KHAMEMEI SAYS TEHRAN WON’T GIVE UP ‘AN IOTA’ IN SPEECH AHEAD OF TALKS WITH WORLD POWERS
TEHRAN, Nov 20 — Iran’s supreme leader Ayatollah Ali Khamenei struck a defiant note today saying his country will continue to exercise its “nuclear rights” in a speech ahead of crucial talks in Geneva over Tehran’s disputed nuclear program.
This comes at a time when diplomats from the US, Britain, France, China, Russia and Germany are meeting Iranian negotiators, including Foreign Minister Mohammad Javad Zarif, for the third time in a little over a month on Wednesday in Geneva.
In a rare, live televised address earlier in the day, Ayatollah Ali Khamenei told commanders of the Basij force, a volunteer militia of young Iranians, that there would be no retreat for his country.
“I insist on stabilizing the rights of the Iranian nation, including the nuclear rights,” he said. “I insist on not retreating one step from the rights of the Iranian nation.”
He said Iran’s negotiators “must respect these limits”, and not concern themselves with those who are opposed.
Iran has signed the nuclear non-proliferation treaty, which affords nations the right to civilian nuclear technology in exchange for not acquiring nuclear weapons.
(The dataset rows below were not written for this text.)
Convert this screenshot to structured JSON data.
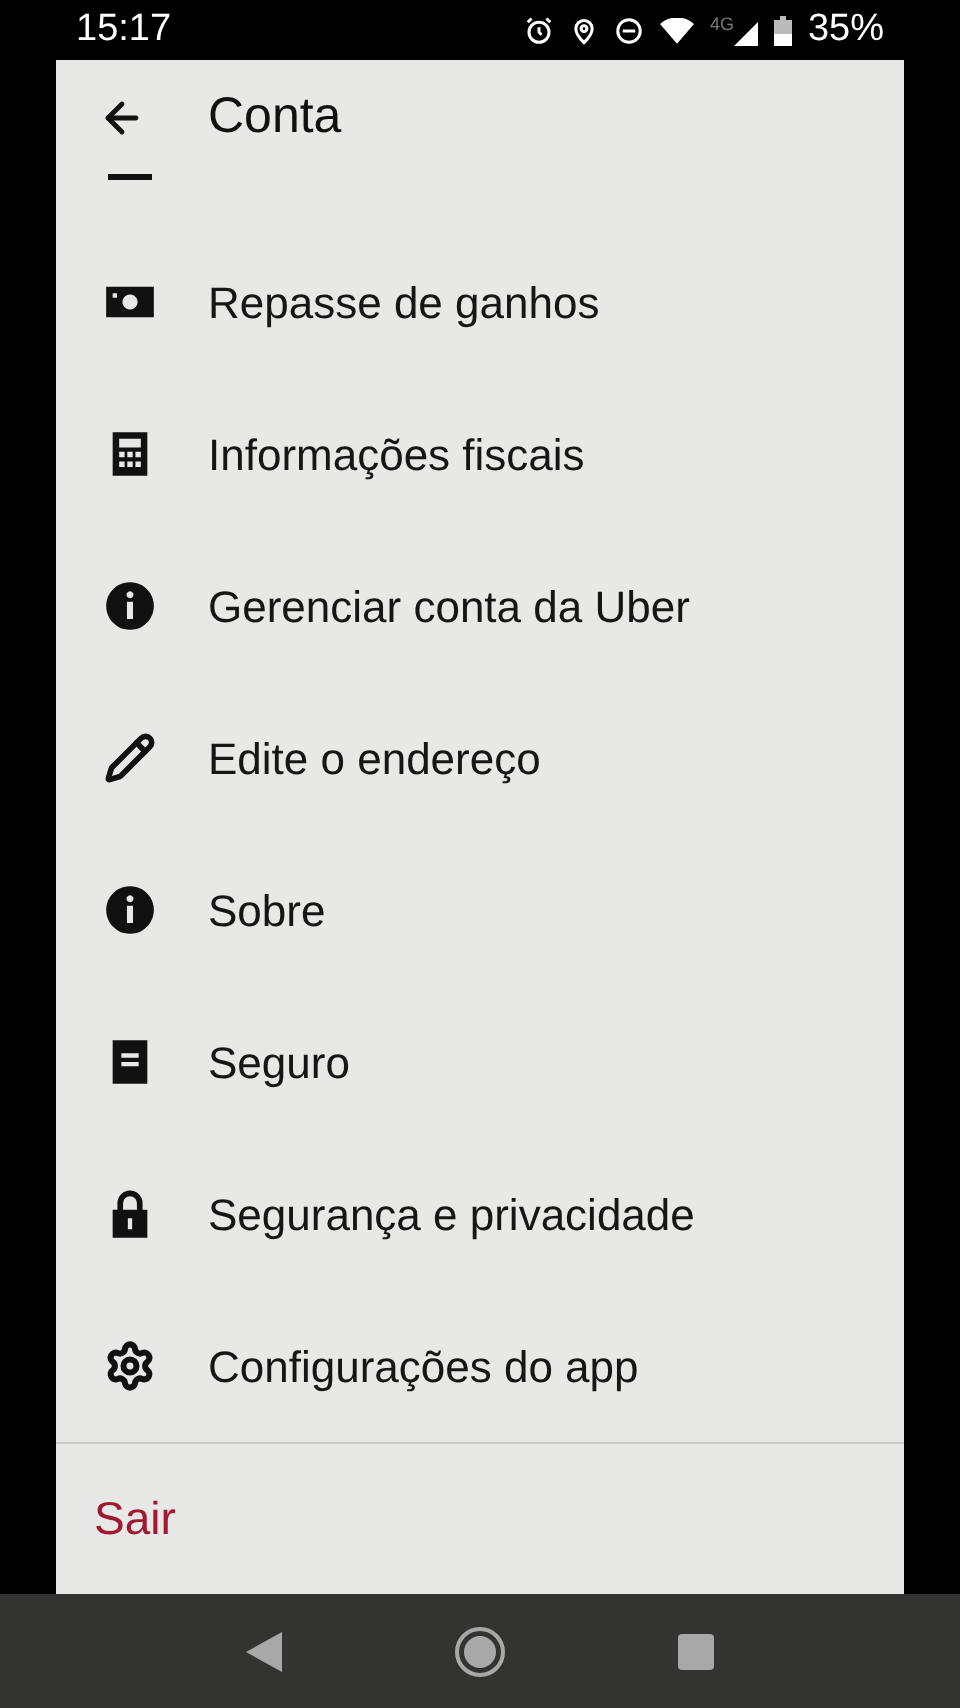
{
  "status_bar": {
    "time": "15:17",
    "network": "4G",
    "battery": "35%"
  },
  "header": {
    "title": "Conta"
  },
  "menu_items": [
    {
      "kind": "banknote",
      "label": "Repasse de ganhos"
    },
    {
      "kind": "calculator",
      "label": "Informações fiscais"
    },
    {
      "kind": "info",
      "label": "Gerenciar conta da Uber"
    },
    {
      "kind": "pencil",
      "label": "Edite o endereço"
    },
    {
      "kind": "info",
      "label": "Sobre"
    },
    {
      "kind": "document",
      "label": "Seguro"
    },
    {
      "kind": "lock",
      "label": "Segurança e privacidade"
    },
    {
      "kind": "gear",
      "label": "Configurações do app"
    }
  ],
  "logout": {
    "label": "Sair"
  }
}
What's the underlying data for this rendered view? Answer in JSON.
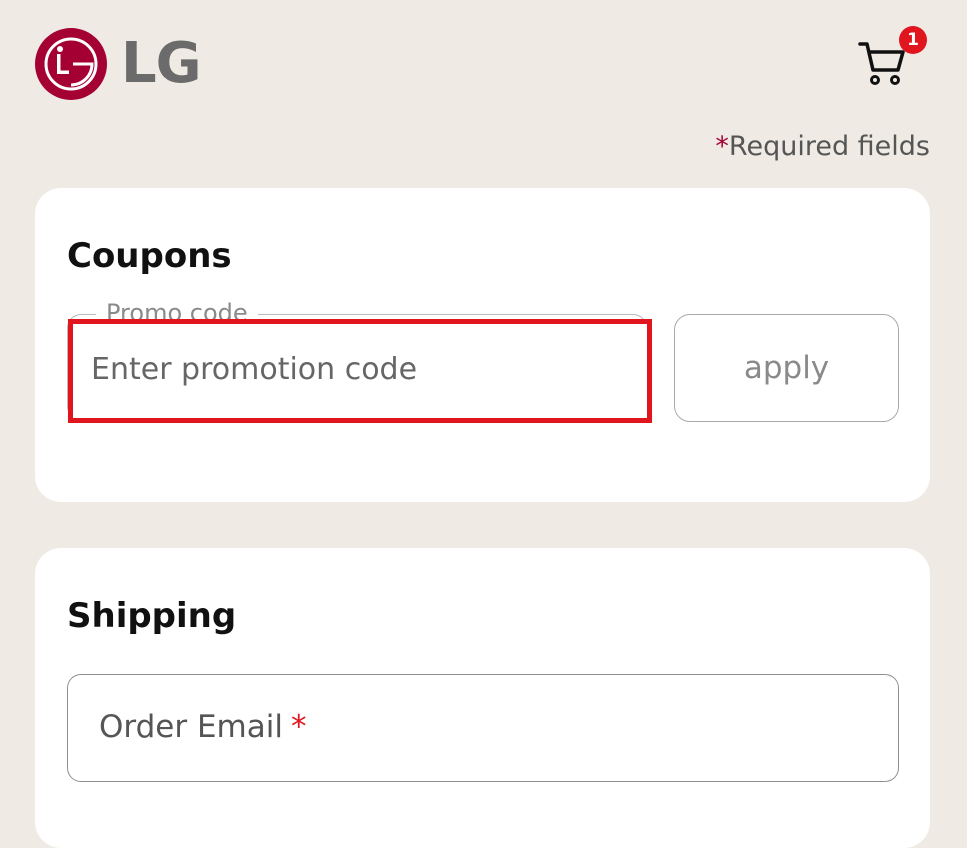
{
  "brand": {
    "name": "LG",
    "color": "#a50034"
  },
  "cart": {
    "count": "1",
    "badge_color": "#e0151d",
    "icon": "cart-icon"
  },
  "required_note": {
    "star": "*",
    "text": "Required fields"
  },
  "coupons": {
    "title": "Coupons",
    "promo_label": "Promo code",
    "promo_placeholder": "Enter promotion code",
    "promo_value": "",
    "apply_label": "apply"
  },
  "shipping": {
    "title": "Shipping",
    "email_label": "Order Email",
    "email_required": "*"
  },
  "colors": {
    "background": "#efebe4",
    "accent_red": "#e0151d"
  }
}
However, Iran has been judged by the UN’s nuclear watchdog, the IAEA, to be in breach of its agreements for infringements such as not disclosing its activities and not allowing full inspections.
The UN Security Council has in return imposed sanctions on Iran, crippling its economy. The Geneva talks are aimed at agreeing concessions from Iran on its nuclear activities in return for the easing of sanctions. At the heart of the disagreements are Iran’s continued enrichment of uranium to near a “weapons-useable” threshold, and work on its Arak heavy water reactor, which would produce plutonium, which can be used in a future nuclear bomb.
During previous rounds of negotiations, the group of world powers said it was close to winning concessions from Iran on slowing its nuclear work in exchange for easing international sanctions.
The group is now trying to see if they can get past the problems that existed last time they met just under two weeks ago, said Al Jazeera’s James Bays, who is in Geneva.
“Then, France had particular objections to parts of the deal that were on the table, particularly what happens to the uranium that’s already been enriched by Iran to about 20 percent, and also the heavy water plant that Iran is building,” Bays said.
Top policymakers have said that an interim accord with Iran could finally be within reach, but caution that differences remain and could still prevent an agreement.
International demands on Iran include suspending enrichment of uranium to 20 percent fissile purity — a significant advance towards the threshold for bomb fuel — as well as limiting its enrichment capacity and postponing the Arak reactor project.
Israel, which has not signed the NNPT and is suspected of owning a nuclear arsenal it has never declared, is opposed to Iran having any nuclear capacity and wants stronger sanctions to force Iran into a deal. Iran has always denied it is trying to gain a nuclear weapon.
The IAEA recently said that both enrichment and work on Arak had been reduced since Hassan Rouhani became president earlier this year.—Aljazeera and agencies